* [Provided data]
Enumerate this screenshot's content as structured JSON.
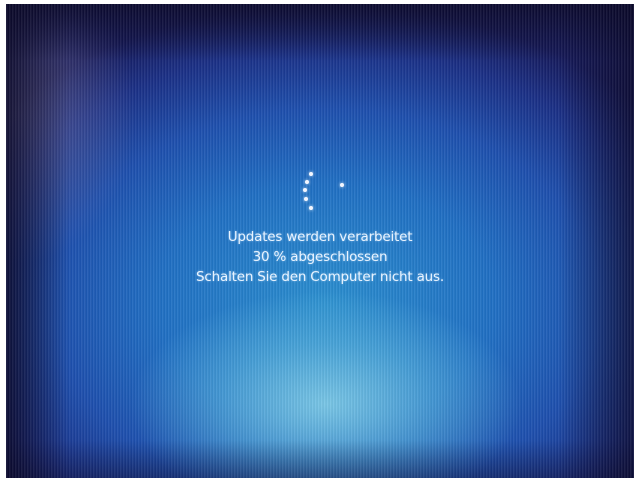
{
  "update_screen": {
    "line1": "Updates werden verarbeitet",
    "line2": "30 % abgeschlossen",
    "line3": "Schalten Sie den Computer nicht aus.",
    "progress_percent": 30,
    "spinner_icon": "loading-spinner-icon",
    "colors": {
      "background_center": "#2a8fd0",
      "background_edge": "#15195a",
      "text": "#e8f3ff"
    }
  }
}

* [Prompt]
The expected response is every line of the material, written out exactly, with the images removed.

* [Your solution]
Enumerate this screenshot's content as structured JSON.
{
  "update_screen": {
    "line1": "Updates werden verarbeitet",
    "line2": "30 % abgeschlossen",
    "line3": "Schalten Sie den Computer nicht aus.",
    "progress_percent": 30,
    "spinner_icon": "loading-spinner-icon",
    "colors": {
      "background_center": "#2a8fd0",
      "background_edge": "#15195a",
      "text": "#e8f3ff"
    }
  }
}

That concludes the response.